Finally it is worth recording that I deliberately ignore American contributions to the analysis of the state. Most of these theories are heavily imbued with instrumentalism and/or adopt crude forms of reductionism and thus merit no more attention than their European counterparts. Those few analyses that escape this criticism generally owe so much to the other European approaches considered here and/ or bear such marked similarities to them that a separate review is not // required. More generally it would be an interesting exercise to consider how far the absence of a well-developed ‘state tradition’ in Britain and the USA and the corresponding dominance of liberal, pluralist conceptions of government and citizenship has led to the extraordinary weakness of Marxist theories of the state in these countries.
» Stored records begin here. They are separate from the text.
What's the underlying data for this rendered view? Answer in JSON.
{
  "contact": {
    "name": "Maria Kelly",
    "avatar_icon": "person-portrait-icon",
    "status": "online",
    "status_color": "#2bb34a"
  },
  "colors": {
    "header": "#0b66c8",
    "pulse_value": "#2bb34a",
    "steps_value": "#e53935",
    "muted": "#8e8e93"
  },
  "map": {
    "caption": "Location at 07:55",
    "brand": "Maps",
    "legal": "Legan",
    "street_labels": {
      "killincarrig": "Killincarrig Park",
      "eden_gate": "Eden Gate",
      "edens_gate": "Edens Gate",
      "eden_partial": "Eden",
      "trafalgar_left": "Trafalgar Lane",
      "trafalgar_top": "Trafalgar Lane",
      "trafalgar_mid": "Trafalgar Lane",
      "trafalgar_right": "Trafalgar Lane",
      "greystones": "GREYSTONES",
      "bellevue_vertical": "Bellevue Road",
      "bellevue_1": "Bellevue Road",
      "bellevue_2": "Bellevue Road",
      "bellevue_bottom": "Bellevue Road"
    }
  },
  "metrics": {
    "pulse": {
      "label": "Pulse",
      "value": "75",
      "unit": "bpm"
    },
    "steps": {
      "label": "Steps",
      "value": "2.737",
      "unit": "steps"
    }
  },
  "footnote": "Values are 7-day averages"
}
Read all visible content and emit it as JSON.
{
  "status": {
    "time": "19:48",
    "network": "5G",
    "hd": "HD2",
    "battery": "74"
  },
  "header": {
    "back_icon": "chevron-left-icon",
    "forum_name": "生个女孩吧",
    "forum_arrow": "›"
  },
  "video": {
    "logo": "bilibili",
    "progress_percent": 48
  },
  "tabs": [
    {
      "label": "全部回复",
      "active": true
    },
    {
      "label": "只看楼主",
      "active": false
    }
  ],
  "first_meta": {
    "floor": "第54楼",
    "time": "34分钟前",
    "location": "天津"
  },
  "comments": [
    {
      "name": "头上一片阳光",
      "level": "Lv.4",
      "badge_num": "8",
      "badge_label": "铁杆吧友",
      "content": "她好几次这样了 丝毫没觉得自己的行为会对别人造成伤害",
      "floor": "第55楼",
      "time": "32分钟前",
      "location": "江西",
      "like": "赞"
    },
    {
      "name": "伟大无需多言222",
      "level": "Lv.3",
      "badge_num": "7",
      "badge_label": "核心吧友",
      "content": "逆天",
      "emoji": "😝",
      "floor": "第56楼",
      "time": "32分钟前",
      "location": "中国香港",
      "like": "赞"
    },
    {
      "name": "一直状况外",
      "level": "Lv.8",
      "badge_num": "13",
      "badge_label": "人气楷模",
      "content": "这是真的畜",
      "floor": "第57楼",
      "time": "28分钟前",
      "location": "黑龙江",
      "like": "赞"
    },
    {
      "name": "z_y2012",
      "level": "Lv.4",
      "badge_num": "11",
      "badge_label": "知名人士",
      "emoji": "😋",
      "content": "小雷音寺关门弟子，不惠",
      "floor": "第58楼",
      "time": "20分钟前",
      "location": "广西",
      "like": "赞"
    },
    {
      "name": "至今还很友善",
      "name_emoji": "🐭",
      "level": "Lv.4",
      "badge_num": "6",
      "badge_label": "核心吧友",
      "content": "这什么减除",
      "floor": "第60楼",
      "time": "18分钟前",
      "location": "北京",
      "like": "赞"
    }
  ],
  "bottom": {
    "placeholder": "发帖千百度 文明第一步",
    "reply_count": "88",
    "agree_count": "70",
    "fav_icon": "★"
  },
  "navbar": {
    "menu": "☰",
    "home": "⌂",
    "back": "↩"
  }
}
In undertaking a research project of this kind one inevitably incurs a large number of intellectual and material debts. This particular study is no exception. It is impossible to mention all those who have influenced me in conferences, seminars, and personal discussion (let alone through the published word) but I am acutely aware of debts in this respect to David Abraham, Kevin Bonnett, Joachim Hirsch, John Holloway, Ernesto Laclau, David Lockwood, Sol Picciotto, Claus Offe, Nicos Poulantzas, Harold Wolpe, and Tony Woodiwiss. To Claudia von Braunmühl and Jutta Kneissel I would like to extend public thanks for their hospitality during a six-week visit to the University of Frankfurt to examine German state theory at first hand; and to Hans Kastendiek I would like to extend similar thanks for introducing me to the work of the Prokla group at Berlin. To the students in my seminars on theories of the capitalist state I offer my sympathies as the guinea pigs for the development of my approach over the last four years. Since the arguments presented here often differ from those held by friends and colleagues whose influence I have just acknowledged, it is particularly important to issue the usual disclaimers and stress that the ultimate responsibility for the study rests firmly with me. I would also like to thank Lawrence & Wishart for permission to use material from an earlier article on ‘Marx and Engels on the State’ in the book on Politics, Ideology, and the State, edited by Sally Hibbin and published in 1978. For those interested in such matters I did my own typing, xeroxing, collating, and so forth, and Janet Godden offered valuable advice at the copy-editing stage. My children and wife distracted me from these endeavours more than I should have allowed were I to meet the ever-retreating deadlines set by Martin Robertson and I would like to thank my publishers for their great patience and my family for reminding me that there is more to life than a concern with theories of the state. I have dedicated this book to the memory of Nicos Poulantzas whom I met for the first time some few months before his tragic death and who encouraged me to be critical in my approach to his work as well as that of others.

The Capitalist State: Marxist Theories and Methods